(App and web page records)

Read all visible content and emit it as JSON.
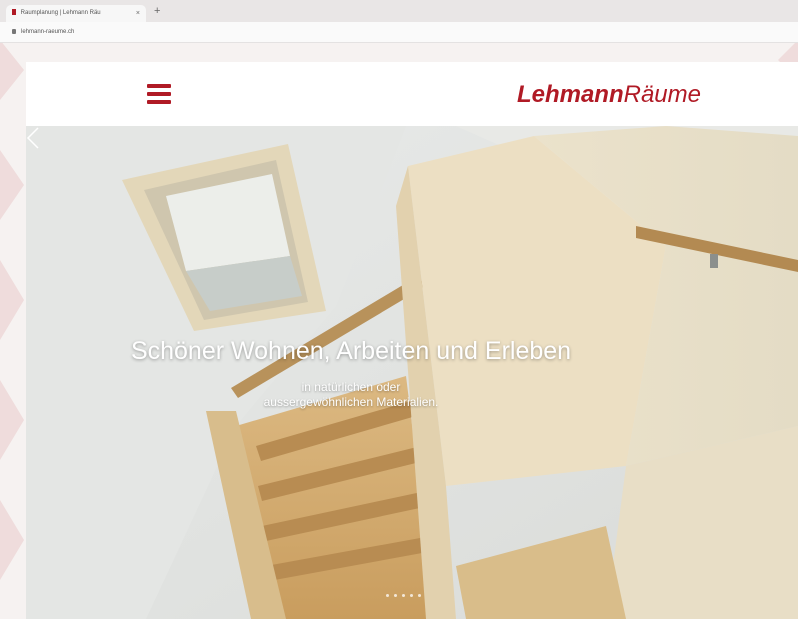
{
  "browser": {
    "tab_title": "Raumplanung | Lehmann Räu",
    "tab_close": "×",
    "new_tab": "+",
    "url": "lehmann-raeume.ch"
  },
  "header": {
    "menu_icon": "hamburger-menu-icon",
    "logo_bold": "Lehmann",
    "logo_light": "Räume",
    "brand_color": "#b01a25"
  },
  "hero": {
    "title": "Schöner Wohnen, Arbeiten und Erleben",
    "subtitle": "in natürlichen oder aussergewöhnlichen Materialien.",
    "prev_icon": "chevron-left-icon",
    "slide_count": 5,
    "active_slide": 1
  }
}
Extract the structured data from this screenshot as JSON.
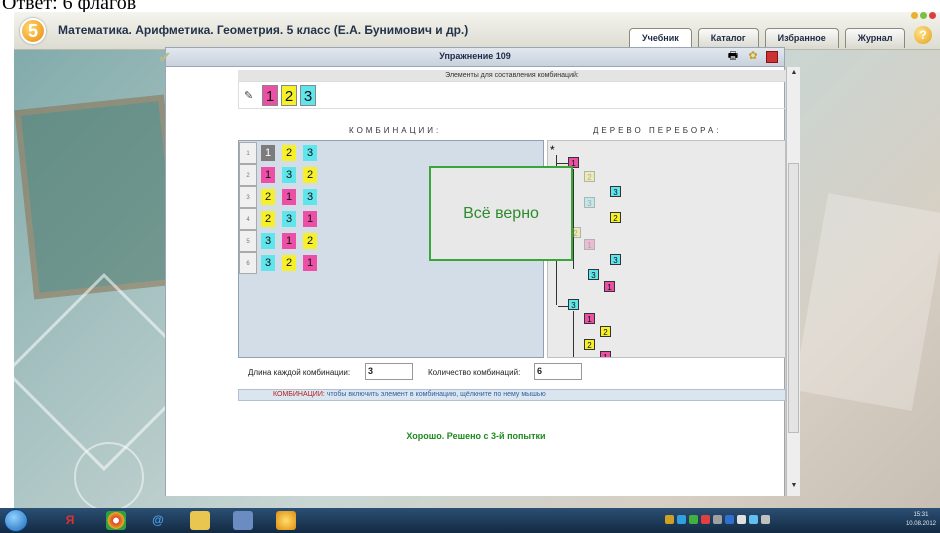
{
  "caption": {
    "text": "Ответ: 6 флагов"
  },
  "app": {
    "title": "Математика. Арифметика. Геометрия. 5 класс (Е.А. Бунимович и др.)",
    "logo_text": "5",
    "help_label": "?",
    "tabs": [
      {
        "label": "Учебник",
        "active": true
      },
      {
        "label": "Каталог",
        "active": false
      },
      {
        "label": "Избранное",
        "active": false
      },
      {
        "label": "Журнал",
        "active": false
      }
    ]
  },
  "exercise": {
    "title": "Упражнение 109",
    "elements_label": "Элементы для составления комбинаций:",
    "elements": [
      "1",
      "2",
      "3"
    ],
    "combos_heading": "КОМБИНАЦИИ:",
    "tree_heading": "ДЕРЕВО ПЕРЕБОРА:",
    "tree_root": "*",
    "combinations": [
      {
        "num": "1",
        "items": [
          "1",
          "2",
          "3"
        ]
      },
      {
        "num": "2",
        "items": [
          "1",
          "3",
          "2"
        ]
      },
      {
        "num": "3",
        "items": [
          "2",
          "1",
          "3"
        ]
      },
      {
        "num": "4",
        "items": [
          "2",
          "3",
          "1"
        ]
      },
      {
        "num": "5",
        "items": [
          "3",
          "1",
          "2"
        ]
      },
      {
        "num": "6",
        "items": [
          "3",
          "2",
          "1"
        ]
      }
    ],
    "popup_text": "Всё верно",
    "length_label": "Длина каждой комбинации:",
    "length_value": "3",
    "count_label": "Количество комбинаций:",
    "count_value": "6",
    "hint_key": "КОМБИНАЦИИ:",
    "hint_text": " чтобы включить элемент в комбинацию, щёлкните по нему мышью",
    "result_text": "Хорошо. Решено с 3-й попытки"
  },
  "colors": {
    "tile_1": "#ee4fa6",
    "tile_2": "#f6f02a",
    "tile_3": "#5fe5ec",
    "tile_selected": "#7c7c7c",
    "success": "#2d8a2d"
  },
  "taskbar": {
    "clock_time": "15:31",
    "clock_date": "10.08.2012"
  }
}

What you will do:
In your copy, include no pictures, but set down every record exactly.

Response box:
Read all visible content and emit it as JSON.
{
  "browser": {
    "tab_title": "Raumplanung | Lehmann Räu",
    "tab_close": "×",
    "new_tab": "+",
    "url": "lehmann-raeume.ch"
  },
  "header": {
    "menu_icon": "hamburger-menu-icon",
    "logo_bold": "Lehmann",
    "logo_light": "Räume",
    "brand_color": "#b01a25"
  },
  "hero": {
    "title": "Schöner Wohnen, Arbeiten und Erleben",
    "subtitle": "in natürlichen oder aussergewöhnlichen Materialien.",
    "prev_icon": "chevron-left-icon",
    "slide_count": 5,
    "active_slide": 1
  }
}
Extract the structured data from this screenshot as JSON.
{
  "caption": {
    "text": "Ответ: 6 флагов"
  },
  "app": {
    "title": "Математика. Арифметика. Геометрия. 5 класс (Е.А. Бунимович и др.)",
    "logo_text": "5",
    "help_label": "?",
    "tabs": [
      {
        "label": "Учебник",
        "active": true
      },
      {
        "label": "Каталог",
        "active": false
      },
      {
        "label": "Избранное",
        "active": false
      },
      {
        "label": "Журнал",
        "active": false
      }
    ]
  },
  "exercise": {
    "title": "Упражнение 109",
    "elements_label": "Элементы для составления комбинаций:",
    "elements": [
      "1",
      "2",
      "3"
    ],
    "combos_heading": "КОМБИНАЦИИ:",
    "tree_heading": "ДЕРЕВО ПЕРЕБОРА:",
    "tree_root": "*",
    "combinations": [
      {
        "num": "1",
        "items": [
          "1",
          "2",
          "3"
        ]
      },
      {
        "num": "2",
        "items": [
          "1",
          "3",
          "2"
        ]
      },
      {
        "num": "3",
        "items": [
          "2",
          "1",
          "3"
        ]
      },
      {
        "num": "4",
        "items": [
          "2",
          "3",
          "1"
        ]
      },
      {
        "num": "5",
        "items": [
          "3",
          "1",
          "2"
        ]
      },
      {
        "num": "6",
        "items": [
          "3",
          "2",
          "1"
        ]
      }
    ],
    "popup_text": "Всё верно",
    "length_label": "Длина каждой комбинации:",
    "length_value": "3",
    "count_label": "Количество комбинаций:",
    "count_value": "6",
    "hint_key": "КОМБИНАЦИИ:",
    "hint_text": " чтобы включить элемент в комбинацию, щёлкните по нему мышью",
    "result_text": "Хорошо. Решено с 3-й попытки"
  },
  "colors": {
    "tile_1": "#ee4fa6",
    "tile_2": "#f6f02a",
    "tile_3": "#5fe5ec",
    "tile_selected": "#7c7c7c",
    "success": "#2d8a2d"
  },
  "taskbar": {
    "clock_time": "15:31",
    "clock_date": "10.08.2012"
  }
}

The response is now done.